I will start with two South African medallions. the left one is from Johannesburg and is inscribed 1914-19 Peace with Honour. This is an interesting phrase, rarely used to refer to the First World War although it was used by U.S. President Woodrow Wilson.

The second marks peace in 1945


Next we have some more modern coins. Two from Canada showing the national memorial on a dollar coin and veteran and serving soldier on a 25 cents. The other coin is a penny from the Isle of Man. This shows the Santon War Memorial.


Lastly we have three coins from Danzig. all dated 1932
The Free City of Danzig was a semi-autonomous city-state that existed between 1920 and 1939, consisting of the Baltic Sea port of Danzig and nearly 200 towns and villages in the surrounding areas. It was created on 15 November 1920 in accordance with the terms of the 1919 Treaty of Versailles after the end of World War I. In July 1923 it was announced that a new and independent currency (the gulden) was being established with the approval of the League of Nations finance committee to replace the German mark. A first series of coins was issued in 1923, followed by a second in 1932. Coins were issued in denominations of 1, 2, 5 and 10 pfennige and ​12, 1, 2, 5, 10 and 25 gulden. Danzig was annexed by Nazi Germany on 1 September 1939, the day the invasion of Poland had begun

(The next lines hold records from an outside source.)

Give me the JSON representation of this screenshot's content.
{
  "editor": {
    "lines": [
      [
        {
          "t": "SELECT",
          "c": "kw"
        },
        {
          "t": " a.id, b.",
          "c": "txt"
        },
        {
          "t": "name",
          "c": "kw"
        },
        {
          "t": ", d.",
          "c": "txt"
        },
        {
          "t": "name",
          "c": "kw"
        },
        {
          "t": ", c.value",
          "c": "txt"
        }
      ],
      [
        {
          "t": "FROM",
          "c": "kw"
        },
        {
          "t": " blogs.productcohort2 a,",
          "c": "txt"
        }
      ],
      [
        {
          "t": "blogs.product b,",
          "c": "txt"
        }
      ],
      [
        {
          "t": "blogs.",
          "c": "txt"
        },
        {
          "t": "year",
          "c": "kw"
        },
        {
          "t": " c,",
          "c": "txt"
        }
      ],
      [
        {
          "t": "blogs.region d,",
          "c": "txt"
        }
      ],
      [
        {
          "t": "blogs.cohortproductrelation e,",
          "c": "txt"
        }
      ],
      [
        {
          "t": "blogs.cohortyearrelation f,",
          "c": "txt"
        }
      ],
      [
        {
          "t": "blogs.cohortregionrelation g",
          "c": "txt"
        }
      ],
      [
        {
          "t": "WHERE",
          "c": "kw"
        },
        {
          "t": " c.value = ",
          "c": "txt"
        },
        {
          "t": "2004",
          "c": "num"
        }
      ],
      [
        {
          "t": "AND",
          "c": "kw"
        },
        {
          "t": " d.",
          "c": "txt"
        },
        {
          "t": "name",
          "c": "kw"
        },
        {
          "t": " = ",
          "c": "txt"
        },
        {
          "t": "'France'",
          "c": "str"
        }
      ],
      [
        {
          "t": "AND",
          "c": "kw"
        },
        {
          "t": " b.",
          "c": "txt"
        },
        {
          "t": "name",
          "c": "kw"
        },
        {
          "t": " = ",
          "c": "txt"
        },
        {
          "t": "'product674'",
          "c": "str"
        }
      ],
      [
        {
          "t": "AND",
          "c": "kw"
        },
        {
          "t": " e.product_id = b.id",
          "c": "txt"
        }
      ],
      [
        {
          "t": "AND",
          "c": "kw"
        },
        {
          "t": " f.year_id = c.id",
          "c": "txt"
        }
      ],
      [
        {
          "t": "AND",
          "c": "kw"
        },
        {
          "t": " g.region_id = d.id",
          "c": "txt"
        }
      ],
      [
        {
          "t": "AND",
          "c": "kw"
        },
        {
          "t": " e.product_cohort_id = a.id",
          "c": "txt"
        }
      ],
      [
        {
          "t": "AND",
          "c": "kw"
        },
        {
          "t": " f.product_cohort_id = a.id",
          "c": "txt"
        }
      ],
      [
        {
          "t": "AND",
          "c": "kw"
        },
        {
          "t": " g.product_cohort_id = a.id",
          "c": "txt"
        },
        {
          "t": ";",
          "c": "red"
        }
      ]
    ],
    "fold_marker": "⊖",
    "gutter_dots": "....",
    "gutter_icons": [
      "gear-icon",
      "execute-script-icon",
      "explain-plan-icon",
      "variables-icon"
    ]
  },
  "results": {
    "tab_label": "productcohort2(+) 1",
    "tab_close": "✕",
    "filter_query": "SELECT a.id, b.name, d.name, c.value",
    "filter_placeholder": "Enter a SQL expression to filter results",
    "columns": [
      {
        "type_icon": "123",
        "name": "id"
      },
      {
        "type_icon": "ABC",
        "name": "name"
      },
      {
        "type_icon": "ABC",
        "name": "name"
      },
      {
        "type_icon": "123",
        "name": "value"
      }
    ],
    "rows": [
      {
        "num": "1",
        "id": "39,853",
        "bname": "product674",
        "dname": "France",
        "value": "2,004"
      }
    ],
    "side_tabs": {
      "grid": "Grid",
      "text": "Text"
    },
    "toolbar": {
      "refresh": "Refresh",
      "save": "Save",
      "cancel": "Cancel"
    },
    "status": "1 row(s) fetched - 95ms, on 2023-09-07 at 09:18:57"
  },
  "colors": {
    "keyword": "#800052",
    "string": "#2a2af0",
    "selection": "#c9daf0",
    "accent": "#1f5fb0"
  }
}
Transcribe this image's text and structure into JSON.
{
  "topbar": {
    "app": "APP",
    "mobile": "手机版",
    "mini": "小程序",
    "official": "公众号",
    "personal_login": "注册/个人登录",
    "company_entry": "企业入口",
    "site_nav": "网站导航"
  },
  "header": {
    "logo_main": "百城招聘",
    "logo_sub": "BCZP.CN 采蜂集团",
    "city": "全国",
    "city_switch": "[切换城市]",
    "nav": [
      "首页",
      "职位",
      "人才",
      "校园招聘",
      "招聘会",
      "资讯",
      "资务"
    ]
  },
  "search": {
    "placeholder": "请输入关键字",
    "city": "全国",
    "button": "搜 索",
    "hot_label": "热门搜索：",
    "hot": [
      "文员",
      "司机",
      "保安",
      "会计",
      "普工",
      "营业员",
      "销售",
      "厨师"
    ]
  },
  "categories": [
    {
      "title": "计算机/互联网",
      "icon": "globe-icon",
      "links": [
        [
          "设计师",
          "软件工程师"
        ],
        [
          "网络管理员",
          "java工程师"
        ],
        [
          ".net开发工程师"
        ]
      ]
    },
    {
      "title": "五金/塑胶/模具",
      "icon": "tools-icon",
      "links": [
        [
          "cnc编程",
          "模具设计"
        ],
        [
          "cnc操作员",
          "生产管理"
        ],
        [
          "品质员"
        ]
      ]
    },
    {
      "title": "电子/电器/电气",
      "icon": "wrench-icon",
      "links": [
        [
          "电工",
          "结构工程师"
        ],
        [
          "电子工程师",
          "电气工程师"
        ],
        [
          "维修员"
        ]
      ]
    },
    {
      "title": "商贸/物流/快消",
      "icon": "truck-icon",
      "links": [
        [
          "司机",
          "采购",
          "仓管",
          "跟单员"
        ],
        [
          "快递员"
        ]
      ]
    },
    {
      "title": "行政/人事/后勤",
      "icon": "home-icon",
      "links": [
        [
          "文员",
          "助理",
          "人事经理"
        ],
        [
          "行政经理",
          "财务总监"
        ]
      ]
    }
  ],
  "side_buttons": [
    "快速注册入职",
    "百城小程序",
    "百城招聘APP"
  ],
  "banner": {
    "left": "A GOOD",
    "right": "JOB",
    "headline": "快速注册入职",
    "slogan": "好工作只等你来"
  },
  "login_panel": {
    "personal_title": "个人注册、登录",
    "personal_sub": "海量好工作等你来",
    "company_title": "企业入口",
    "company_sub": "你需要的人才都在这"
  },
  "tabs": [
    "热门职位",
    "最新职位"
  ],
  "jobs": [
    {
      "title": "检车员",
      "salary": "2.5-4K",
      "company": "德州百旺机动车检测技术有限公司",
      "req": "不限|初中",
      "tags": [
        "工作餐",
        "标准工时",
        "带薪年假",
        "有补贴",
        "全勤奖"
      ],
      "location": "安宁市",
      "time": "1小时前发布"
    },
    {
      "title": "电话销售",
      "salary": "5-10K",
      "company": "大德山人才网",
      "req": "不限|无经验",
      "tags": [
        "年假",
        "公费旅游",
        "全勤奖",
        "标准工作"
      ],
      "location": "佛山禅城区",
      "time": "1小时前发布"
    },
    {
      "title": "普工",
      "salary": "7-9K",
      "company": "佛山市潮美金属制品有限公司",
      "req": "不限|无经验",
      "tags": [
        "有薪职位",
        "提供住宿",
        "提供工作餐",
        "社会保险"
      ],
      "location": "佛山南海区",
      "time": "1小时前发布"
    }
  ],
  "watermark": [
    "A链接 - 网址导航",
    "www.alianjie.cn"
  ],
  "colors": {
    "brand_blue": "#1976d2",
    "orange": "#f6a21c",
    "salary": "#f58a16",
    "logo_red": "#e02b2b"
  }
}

Notes and coins of 5 and 10 gulden were withdrawn that day and could be exchanged for reichsmarks until 15 October. Coins of 5 and 10 pfennig and ​12 and 1 gulden remained in circulation until 25 June 1940 and were redeemed until 25 July. (information from Wikipedia

Floating Trophy medal
Just an interesting side light. When I was sorting out items for the meeting I noticed something familiar about the Johannesburg medallion. the style of the figures looks similar to this medallion. I struggled to identify this. It is clearly South African but through help from numismatic colleagues overseas found it was issued for or by the
Witwatersrand Native Labour Association Ltd. They recruited native workers to work in the mines of South Africa. The WNLA Ltd presented a floating trophy for various athletic events. 


Wednesday, 30 October 2019


Why join a coin club?

Numismatic societies exist to encourage our hobby and learn from each other. 

We meet on a Saturday lunchtime at a pub in Kidlington. Each month has a theme and members can items that reflect that theme. It may be a subject or an event or a place. The idea is to include as many collecting experiences and backgrounds as possible. We very occasionally have a speaker but most meetings are informal discussions over food and drink. Members’ interests are varied and include most aspects of numismatics. We often display new purchases and swap stories about how coins used to be cheap. We pass around items to identify and usually someone knows what they are.